== Data records for software interfaces ==
= = = = = = =

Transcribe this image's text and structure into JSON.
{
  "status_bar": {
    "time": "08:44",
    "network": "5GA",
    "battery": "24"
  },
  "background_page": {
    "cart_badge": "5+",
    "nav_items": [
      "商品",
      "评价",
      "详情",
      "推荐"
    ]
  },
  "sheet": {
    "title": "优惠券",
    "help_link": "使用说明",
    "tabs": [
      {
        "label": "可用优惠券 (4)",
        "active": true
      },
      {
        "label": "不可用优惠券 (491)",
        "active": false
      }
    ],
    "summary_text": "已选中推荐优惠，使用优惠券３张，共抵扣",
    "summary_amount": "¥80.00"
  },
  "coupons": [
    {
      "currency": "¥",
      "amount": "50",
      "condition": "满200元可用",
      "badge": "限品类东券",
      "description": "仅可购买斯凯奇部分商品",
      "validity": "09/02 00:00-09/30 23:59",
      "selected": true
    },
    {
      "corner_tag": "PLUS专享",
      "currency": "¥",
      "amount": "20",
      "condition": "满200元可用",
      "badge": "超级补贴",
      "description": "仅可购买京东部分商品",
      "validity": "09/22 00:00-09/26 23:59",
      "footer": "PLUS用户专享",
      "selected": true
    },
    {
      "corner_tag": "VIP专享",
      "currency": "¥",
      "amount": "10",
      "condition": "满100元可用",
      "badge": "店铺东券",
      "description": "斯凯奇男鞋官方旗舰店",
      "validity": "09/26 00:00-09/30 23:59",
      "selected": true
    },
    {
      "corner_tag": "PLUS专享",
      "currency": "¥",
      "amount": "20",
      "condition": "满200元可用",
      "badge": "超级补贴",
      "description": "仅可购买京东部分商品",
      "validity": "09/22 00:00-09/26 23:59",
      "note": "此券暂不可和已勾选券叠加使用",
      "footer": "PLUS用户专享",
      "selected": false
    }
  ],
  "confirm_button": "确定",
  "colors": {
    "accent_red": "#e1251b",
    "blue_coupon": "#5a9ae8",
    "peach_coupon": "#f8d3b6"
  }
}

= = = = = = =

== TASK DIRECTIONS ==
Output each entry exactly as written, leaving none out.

== ANSWER FOR THIS EXERCISE ==
Transcribe this image's text and structure into JSON.
{
  "status_bar": {
    "time": "08:44",
    "network": "5GA",
    "battery": "24"
  },
  "background_page": {
    "cart_badge": "5+",
    "nav_items": [
      "商品",
      "评价",
      "详情",
      "推荐"
    ]
  },
  "sheet": {
    "title": "优惠券",
    "help_link": "使用说明",
    "tabs": [
      {
        "label": "可用优惠券 (4)",
        "active": true
      },
      {
        "label": "不可用优惠券 (491)",
        "active": false
      }
    ],
    "summary_text": "已选中推荐优惠，使用优惠券３张，共抵扣",
    "summary_amount": "¥80.00"
  },
  "coupons": [
    {
      "currency": "¥",
      "amount": "50",
      "condition": "满200元可用",
      "badge": "限品类东券",
      "description": "仅可购买斯凯奇部分商品",
      "validity": "09/02 00:00-09/30 23:59",
      "selected": true
    },
    {
      "corner_tag": "PLUS专享",
      "currency": "¥",
      "amount": "20",
      "condition": "满200元可用",
      "badge": "超级补贴",
      "description": "仅可购买京东部分商品",
      "validity": "09/22 00:00-09/26 23:59",
      "footer": "PLUS用户专享",
      "selected": true
    },
    {
      "corner_tag": "VIP专享",
      "currency": "¥",
      "amount": "10",
      "condition": "满100元可用",
      "badge": "店铺东券",
      "description": "斯凯奇男鞋官方旗舰店",
      "validity": "09/26 00:00-09/30 23:59",
      "selected": true
    },
    {
      "corner_tag": "PLUS专享",
      "currency": "¥",
      "amount": "20",
      "condition": "满200元可用",
      "badge": "超级补贴",
      "description": "仅可购买京东部分商品",
      "validity": "09/22 00:00-09/26 23:59",
      "note": "此券暂不可和已勾选券叠加使用",
      "footer": "PLUS用户专享",
      "selected": false
    }
  ],
  "confirm_button": "确定",
  "colors": {
    "accent_red": "#e1251b",
    "blue_coupon": "#5a9ae8",
    "peach_coupon": "#f8d3b6"
  }
}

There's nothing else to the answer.